That doesn’t mean that major films wouldn’t receive a campaign. Any film with a decent studio backing will have some kind of visibility during the season, sometimes with ultimate success but often just as another way to promote the film. Any publicity is good publicity, so being seen to be supporting your film for consideration major prestige is always a good move. That’ll certainly pay off for Wonder Woman on some level, but in terms of it breaking new ground for similar films, that’s another question.
A film that arguably broke ground before Wonder Woman, with a similar narrative, is Dawn of the Planet of the Apes. On top of working hard to secure those much-deserved technical nominations, the studio put a lot of effort into focusing on the performance on Andy Serkis as Caesar. For Your Consideration (FYC) advertising appeared in publications like Time, proclaiming the genius of Serkis's performance, with or without technical involvement, and declared "The Time Is Now." Obviously, that didn’t work in securing Serkis a nomination, but it did force the industry to acknowledge the work of actors like Serkis and start a conversation on its merits in the context of the craft of acting.
That’s arguably what Wonder Woman is aiming for – a means to further legitimize the oft-maligned superhero genre in the eyes of an industry that enjoys its profit margins but still balks at giving it serious prestige. Warner Bros. have a good track record in securing a place in the awards slate – remember, they managed to help Mad Max: Fury Road secure ten Oscar nominations, including ones for Best Picture and Best Director for George Miller – which bodes well for Wonder Woman on some level. Where it may help them is not in getting nominations but in keeping their talent happy. Only four woman directors have ever been nominated for Best Director Oscars, with a grand total of one taking home the statuette (Kathryn Bigelow for The Hurt Locker). Pumping a lot of money into getting Patty Jenkins’s name out there, alongside the expected series of male directors like Alexander Payne and Darren Aronofsky, is a smart move as well as a sign of progress for an industry still hesitant to hire women for such movies. Jenkins has yet to sign on for the Wonder Woman sequel, so this wouldn’t be the worst way to sweeten that deal.
Wonder Woman is one of the most hyped films of the year, and keeping that hype going can be a task for any studio, but adding an awards narrative to the story certainly keeps it moving forward into the new year, especially since most Oscar-friendly fare get releases in the Fall season. Many films ride a cultural wave to the Oscar podium, and Wonder Woman could manage that as the film has become a symbol for women the world over during a tough political time. The Weinstein Company infamously campaigned for the Alan Turing biopic The Imitation Game by plastering posters with the phrase "Honour the Man: Honour the Film", directly tying giving a movie an Oscar to celebrating LGBTQ rights. By contrast, connecting Wonder Woman's awards hopes to a celebration of women and young girls seems pretty tame.
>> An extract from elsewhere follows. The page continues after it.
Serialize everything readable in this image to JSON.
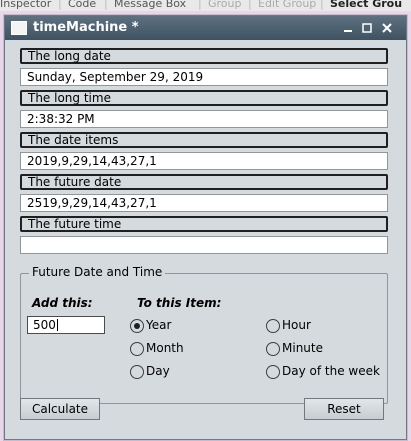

Warner Bros. are doing quite well financially this year, having already soared past $1bn in grosses thanks to the successes of Wonder Woman and Dunkirk. Giving both an Oscar campaign, but particularly the former, is a great display of power, but it could signal some real change in an industry for whom progress is shockingly incremental. With the Academy adding new, more diverse voters to its membership, which already led to some upsets at this year’s ceremony, the studio could ride that wave of inclusivity, buzz and cultural prescience all the way to the Dolby Theatre. Wonder Woman could continue to break new ground, but for now, the steps being taken to ensure that are merely part of the game.